» **ABOUT THIS EXERCISE**: A precise reproduction of every record below is needed, minus the pictures.

══ RAW DATA ══

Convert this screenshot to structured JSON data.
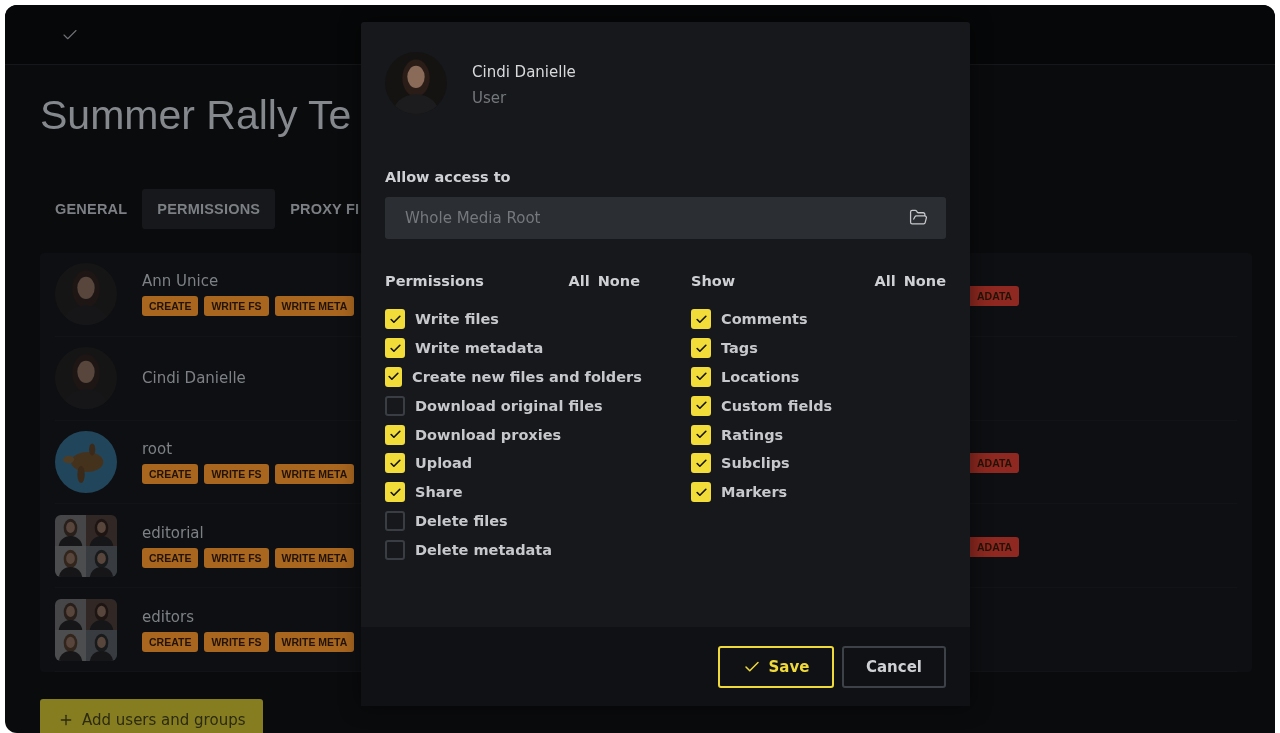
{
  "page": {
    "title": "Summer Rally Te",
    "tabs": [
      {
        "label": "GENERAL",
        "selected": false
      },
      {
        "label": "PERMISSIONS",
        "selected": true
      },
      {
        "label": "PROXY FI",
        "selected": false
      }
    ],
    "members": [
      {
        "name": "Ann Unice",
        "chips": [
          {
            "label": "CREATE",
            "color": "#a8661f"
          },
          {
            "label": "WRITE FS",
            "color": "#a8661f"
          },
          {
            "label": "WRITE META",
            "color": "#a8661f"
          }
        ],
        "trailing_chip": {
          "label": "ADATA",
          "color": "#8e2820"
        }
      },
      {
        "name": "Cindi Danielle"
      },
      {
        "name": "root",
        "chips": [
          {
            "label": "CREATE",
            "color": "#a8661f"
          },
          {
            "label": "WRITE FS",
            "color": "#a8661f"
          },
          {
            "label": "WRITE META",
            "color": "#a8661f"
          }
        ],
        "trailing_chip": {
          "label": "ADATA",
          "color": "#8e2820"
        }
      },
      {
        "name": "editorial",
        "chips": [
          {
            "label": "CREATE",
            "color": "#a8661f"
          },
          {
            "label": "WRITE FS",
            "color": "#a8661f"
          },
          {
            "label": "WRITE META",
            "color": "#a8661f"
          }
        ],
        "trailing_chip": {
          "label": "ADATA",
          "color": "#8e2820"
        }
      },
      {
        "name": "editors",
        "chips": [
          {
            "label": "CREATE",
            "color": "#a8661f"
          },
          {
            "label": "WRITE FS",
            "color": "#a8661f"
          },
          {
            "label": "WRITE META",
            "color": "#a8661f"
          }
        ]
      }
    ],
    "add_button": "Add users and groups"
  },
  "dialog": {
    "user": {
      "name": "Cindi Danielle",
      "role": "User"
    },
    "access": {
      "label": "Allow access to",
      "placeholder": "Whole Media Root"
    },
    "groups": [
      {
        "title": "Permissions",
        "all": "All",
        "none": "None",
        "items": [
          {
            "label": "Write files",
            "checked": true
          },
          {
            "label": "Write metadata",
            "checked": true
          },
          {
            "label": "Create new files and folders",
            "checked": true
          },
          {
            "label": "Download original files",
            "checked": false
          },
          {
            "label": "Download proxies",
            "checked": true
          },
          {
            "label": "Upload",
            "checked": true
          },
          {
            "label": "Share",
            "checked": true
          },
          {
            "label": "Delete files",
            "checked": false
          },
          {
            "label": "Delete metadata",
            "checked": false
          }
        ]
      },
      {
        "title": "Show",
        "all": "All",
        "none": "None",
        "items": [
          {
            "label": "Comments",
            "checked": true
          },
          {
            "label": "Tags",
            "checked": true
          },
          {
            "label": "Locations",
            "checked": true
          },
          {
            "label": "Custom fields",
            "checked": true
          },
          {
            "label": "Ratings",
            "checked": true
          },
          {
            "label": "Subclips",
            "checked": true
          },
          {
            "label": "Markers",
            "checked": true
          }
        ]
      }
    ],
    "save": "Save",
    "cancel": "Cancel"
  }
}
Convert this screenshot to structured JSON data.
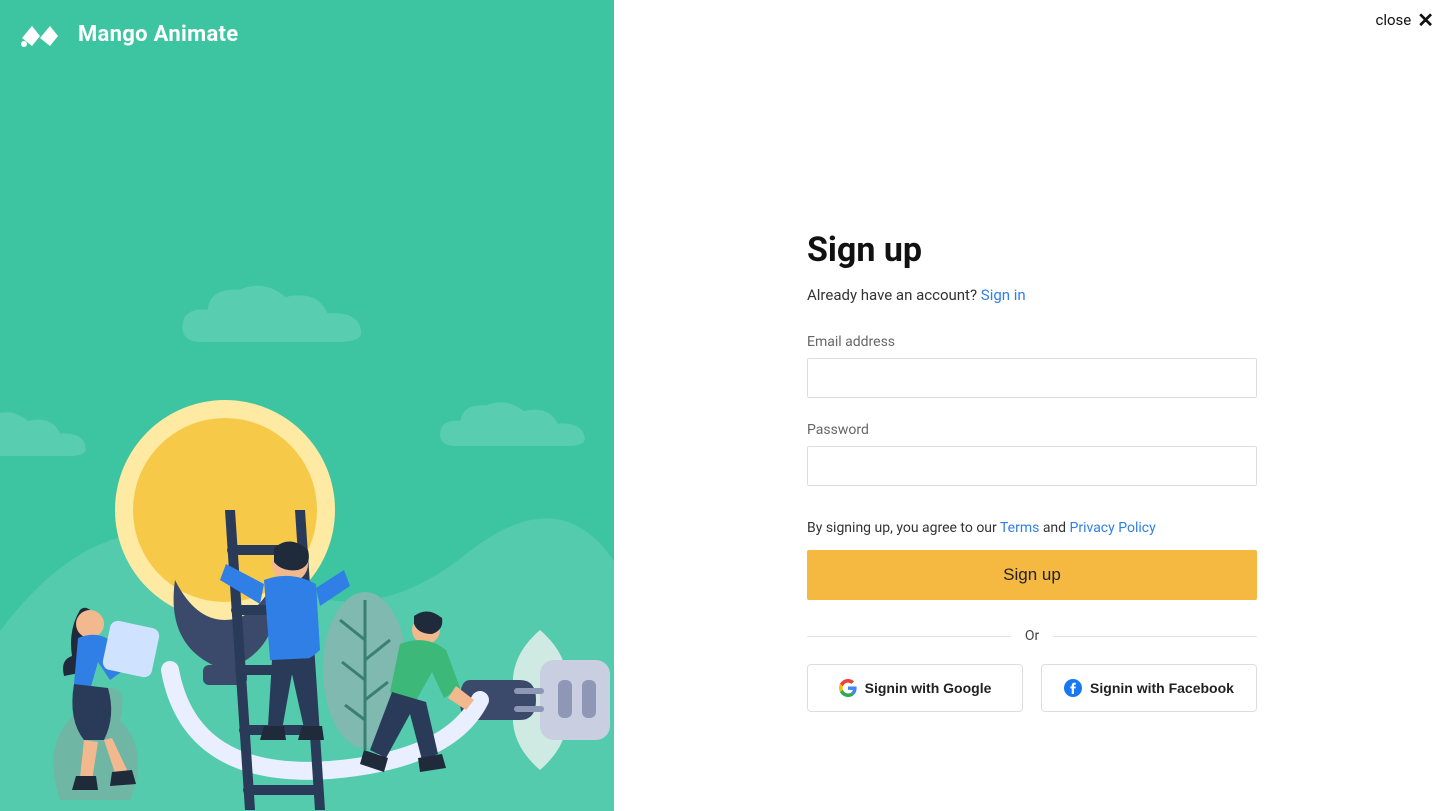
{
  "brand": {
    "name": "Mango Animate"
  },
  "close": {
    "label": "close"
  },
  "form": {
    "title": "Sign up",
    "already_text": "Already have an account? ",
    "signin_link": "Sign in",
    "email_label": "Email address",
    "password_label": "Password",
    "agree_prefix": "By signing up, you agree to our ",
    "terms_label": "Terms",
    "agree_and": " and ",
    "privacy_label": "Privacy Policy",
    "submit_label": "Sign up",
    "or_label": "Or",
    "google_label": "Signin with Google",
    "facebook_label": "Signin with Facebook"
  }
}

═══

» **WRITTEN ANSWER**:
Convert this screenshot to structured JSON data.
{
  "page": {
    "title": "Summer Rally Te",
    "tabs": [
      {
        "label": "GENERAL",
        "selected": false
      },
      {
        "label": "PERMISSIONS",
        "selected": true
      },
      {
        "label": "PROXY FI",
        "selected": false
      }
    ],
    "members": [
      {
        "name": "Ann Unice",
        "chips": [
          {
            "label": "CREATE",
            "color": "#a8661f"
          },
          {
            "label": "WRITE FS",
            "color": "#a8661f"
          },
          {
            "label": "WRITE META",
            "color": "#a8661f"
          }
        ],
        "trailing_chip": {
          "label": "ADATA",
          "color": "#8e2820"
        }
      },
      {
        "name": "Cindi Danielle"
      },
      {
        "name": "root",
        "chips": [
          {
            "label": "CREATE",
            "color": "#a8661f"
          },
          {
            "label": "WRITE FS",
            "color": "#a8661f"
          },
          {
            "label": "WRITE META",
            "color": "#a8661f"
          }
        ],
        "trailing_chip": {
          "label": "ADATA",
          "color": "#8e2820"
        }
      },
      {
        "name": "editorial",
        "chips": [
          {
            "label": "CREATE",
            "color": "#a8661f"
          },
          {
            "label": "WRITE FS",
            "color": "#a8661f"
          },
          {
            "label": "WRITE META",
            "color": "#a8661f"
          }
        ],
        "trailing_chip": {
          "label": "ADATA",
          "color": "#8e2820"
        }
      },
      {
        "name": "editors",
        "chips": [
          {
            "label": "CREATE",
            "color": "#a8661f"
          },
          {
            "label": "WRITE FS",
            "color": "#a8661f"
          },
          {
            "label": "WRITE META",
            "color": "#a8661f"
          }
        ]
      }
    ],
    "add_button": "Add users and groups"
  },
  "dialog": {
    "user": {
      "name": "Cindi Danielle",
      "role": "User"
    },
    "access": {
      "label": "Allow access to",
      "placeholder": "Whole Media Root"
    },
    "groups": [
      {
        "title": "Permissions",
        "all": "All",
        "none": "None",
        "items": [
          {
            "label": "Write files",
            "checked": true
          },
          {
            "label": "Write metadata",
            "checked": true
          },
          {
            "label": "Create new files and folders",
            "checked": true
          },
          {
            "label": "Download original files",
            "checked": false
          },
          {
            "label": "Download proxies",
            "checked": true
          },
          {
            "label": "Upload",
            "checked": true
          },
          {
            "label": "Share",
            "checked": true
          },
          {
            "label": "Delete files",
            "checked": false
          },
          {
            "label": "Delete metadata",
            "checked": false
          }
        ]
      },
      {
        "title": "Show",
        "all": "All",
        "none": "None",
        "items": [
          {
            "label": "Comments",
            "checked": true
          },
          {
            "label": "Tags",
            "checked": true
          },
          {
            "label": "Locations",
            "checked": true
          },
          {
            "label": "Custom fields",
            "checked": true
          },
          {
            "label": "Ratings",
            "checked": true
          },
          {
            "label": "Subclips",
            "checked": true
          },
          {
            "label": "Markers",
            "checked": true
          }
        ]
      }
    ],
    "save": "Save",
    "cancel": "Cancel"
  }
}
Convert this screenshot to structured JSON data.
{
  "brand": {
    "name": "Mango Animate"
  },
  "close": {
    "label": "close"
  },
  "form": {
    "title": "Sign up",
    "already_text": "Already have an account? ",
    "signin_link": "Sign in",
    "email_label": "Email address",
    "password_label": "Password",
    "agree_prefix": "By signing up, you agree to our ",
    "terms_label": "Terms",
    "agree_and": " and ",
    "privacy_label": "Privacy Policy",
    "submit_label": "Sign up",
    "or_label": "Or",
    "google_label": "Signin with Google",
    "facebook_label": "Signin with Facebook"
  }
}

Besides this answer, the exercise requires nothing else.